Secondly, they call for specific limits to be set on the load of bacteria that’s found in agricultural water. These limits would be established based on health data and applied to water that’s used to irrigate crops. If the water is unusually rich in bacteria, there’s a higher chance that it could serve as a vehicle for pathogens to contaminate plants. Limiting the load that’s allowed might prevent that.
The report also calls for changes to how inspection and monitoring is handled at food processing facilities. They recommend that plants “identify most common pathogens associated with meat and poultry products as hazards likely to occur and address them in their safety plans.” Additionally, they call for consequences to be put in place for plants who violate those food safety plans, and for the plans to be updated at least every three years.

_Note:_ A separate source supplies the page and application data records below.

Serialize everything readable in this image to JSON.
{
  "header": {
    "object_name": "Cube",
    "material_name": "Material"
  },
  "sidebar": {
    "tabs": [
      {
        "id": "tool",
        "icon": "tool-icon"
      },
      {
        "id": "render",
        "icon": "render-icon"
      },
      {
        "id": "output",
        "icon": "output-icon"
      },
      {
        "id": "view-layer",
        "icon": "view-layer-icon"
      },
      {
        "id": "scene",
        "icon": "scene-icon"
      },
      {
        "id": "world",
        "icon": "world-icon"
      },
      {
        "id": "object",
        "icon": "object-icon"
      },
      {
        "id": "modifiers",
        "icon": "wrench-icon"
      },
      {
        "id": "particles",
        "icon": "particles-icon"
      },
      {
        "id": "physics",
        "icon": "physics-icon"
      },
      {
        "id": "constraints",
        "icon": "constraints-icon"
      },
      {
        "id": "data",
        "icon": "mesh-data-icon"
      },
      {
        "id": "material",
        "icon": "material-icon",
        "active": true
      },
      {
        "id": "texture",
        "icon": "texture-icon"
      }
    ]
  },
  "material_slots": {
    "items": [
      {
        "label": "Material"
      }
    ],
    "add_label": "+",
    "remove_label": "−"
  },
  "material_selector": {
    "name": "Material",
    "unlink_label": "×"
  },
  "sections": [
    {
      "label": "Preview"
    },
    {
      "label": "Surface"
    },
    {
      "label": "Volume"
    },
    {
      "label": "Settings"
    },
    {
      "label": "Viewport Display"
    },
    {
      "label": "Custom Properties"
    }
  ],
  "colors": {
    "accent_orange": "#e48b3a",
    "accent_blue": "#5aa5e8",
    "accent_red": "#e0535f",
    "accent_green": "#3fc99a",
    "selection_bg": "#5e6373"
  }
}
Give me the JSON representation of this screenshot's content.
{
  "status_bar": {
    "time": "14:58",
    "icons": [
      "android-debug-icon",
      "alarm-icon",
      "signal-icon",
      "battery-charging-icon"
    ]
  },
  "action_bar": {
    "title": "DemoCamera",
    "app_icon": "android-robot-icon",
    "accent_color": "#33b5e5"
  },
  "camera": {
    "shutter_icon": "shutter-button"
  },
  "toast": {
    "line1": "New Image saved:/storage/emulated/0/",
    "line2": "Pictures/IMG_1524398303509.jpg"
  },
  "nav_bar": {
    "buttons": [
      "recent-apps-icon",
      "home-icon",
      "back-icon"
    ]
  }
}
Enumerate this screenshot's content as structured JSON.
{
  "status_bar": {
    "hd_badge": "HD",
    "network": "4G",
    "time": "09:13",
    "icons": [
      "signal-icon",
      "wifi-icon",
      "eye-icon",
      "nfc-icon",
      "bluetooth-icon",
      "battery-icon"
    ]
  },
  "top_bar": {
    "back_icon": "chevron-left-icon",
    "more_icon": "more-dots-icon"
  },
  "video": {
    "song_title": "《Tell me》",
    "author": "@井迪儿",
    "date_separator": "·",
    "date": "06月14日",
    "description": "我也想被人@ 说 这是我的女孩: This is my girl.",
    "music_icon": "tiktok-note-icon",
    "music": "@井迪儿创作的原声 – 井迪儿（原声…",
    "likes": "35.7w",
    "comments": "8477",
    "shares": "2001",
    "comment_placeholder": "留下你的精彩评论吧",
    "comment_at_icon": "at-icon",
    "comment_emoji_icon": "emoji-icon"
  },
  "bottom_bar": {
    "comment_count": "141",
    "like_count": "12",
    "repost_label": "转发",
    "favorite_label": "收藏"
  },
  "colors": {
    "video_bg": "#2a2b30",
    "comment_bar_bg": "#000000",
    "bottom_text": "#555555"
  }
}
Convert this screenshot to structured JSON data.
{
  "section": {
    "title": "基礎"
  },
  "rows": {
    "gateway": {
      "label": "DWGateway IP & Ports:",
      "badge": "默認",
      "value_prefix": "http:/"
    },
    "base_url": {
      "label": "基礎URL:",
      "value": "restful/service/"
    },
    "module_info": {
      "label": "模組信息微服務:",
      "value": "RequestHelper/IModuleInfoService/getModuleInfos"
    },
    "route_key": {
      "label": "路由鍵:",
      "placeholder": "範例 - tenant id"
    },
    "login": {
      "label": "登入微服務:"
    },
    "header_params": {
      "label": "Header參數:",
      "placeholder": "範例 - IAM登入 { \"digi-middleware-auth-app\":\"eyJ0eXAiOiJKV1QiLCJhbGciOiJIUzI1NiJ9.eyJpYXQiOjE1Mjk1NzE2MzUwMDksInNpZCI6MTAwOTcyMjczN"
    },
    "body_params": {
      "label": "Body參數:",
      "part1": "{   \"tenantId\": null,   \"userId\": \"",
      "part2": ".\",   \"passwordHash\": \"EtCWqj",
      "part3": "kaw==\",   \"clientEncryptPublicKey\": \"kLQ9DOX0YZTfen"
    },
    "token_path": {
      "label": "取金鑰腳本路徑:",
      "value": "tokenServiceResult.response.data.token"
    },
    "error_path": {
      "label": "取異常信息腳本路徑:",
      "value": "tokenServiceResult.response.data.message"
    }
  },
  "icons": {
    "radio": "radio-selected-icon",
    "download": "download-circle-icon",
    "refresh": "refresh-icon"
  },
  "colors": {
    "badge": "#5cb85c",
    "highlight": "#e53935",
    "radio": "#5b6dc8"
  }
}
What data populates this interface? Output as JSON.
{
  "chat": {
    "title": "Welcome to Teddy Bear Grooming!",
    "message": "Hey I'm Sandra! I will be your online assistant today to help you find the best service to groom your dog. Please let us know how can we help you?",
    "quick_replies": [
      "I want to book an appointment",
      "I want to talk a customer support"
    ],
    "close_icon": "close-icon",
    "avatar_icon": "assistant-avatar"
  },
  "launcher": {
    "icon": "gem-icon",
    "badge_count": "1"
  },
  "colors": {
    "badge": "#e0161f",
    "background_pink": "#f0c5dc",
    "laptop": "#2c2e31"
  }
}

Another big idea that could make a difference: declaring salmonella an adulterant in meat and other animals products. That would prevent plants from selling meat that had previously tested positive for salmonella, and lay the legal groundwork for prosecuting those companies that still might try it.
For recalls, the report recommends full disclosure of retailers selling a product at the point that the recall comes down. They also recommend mandatory recall authority for contaminated food that’s dealt with by the USDA (the FDA didn’t have mandatory recall authority until recently). Finally, they recommend penalizing companies that continue to sell food after a recall goes out.
Some of these recommended changes represent more work or investment on the part of companies that are making or selling food, which means that they’ll be met with a certain amount of resistance. By our lights, however, they’re commonsense and necessary changes that would change our food system for the better and create an environment where consumers were considerably more safe. That’s worth the additional cost.
By: Sean McNulty, Contributing Writer (Non-Lawyer)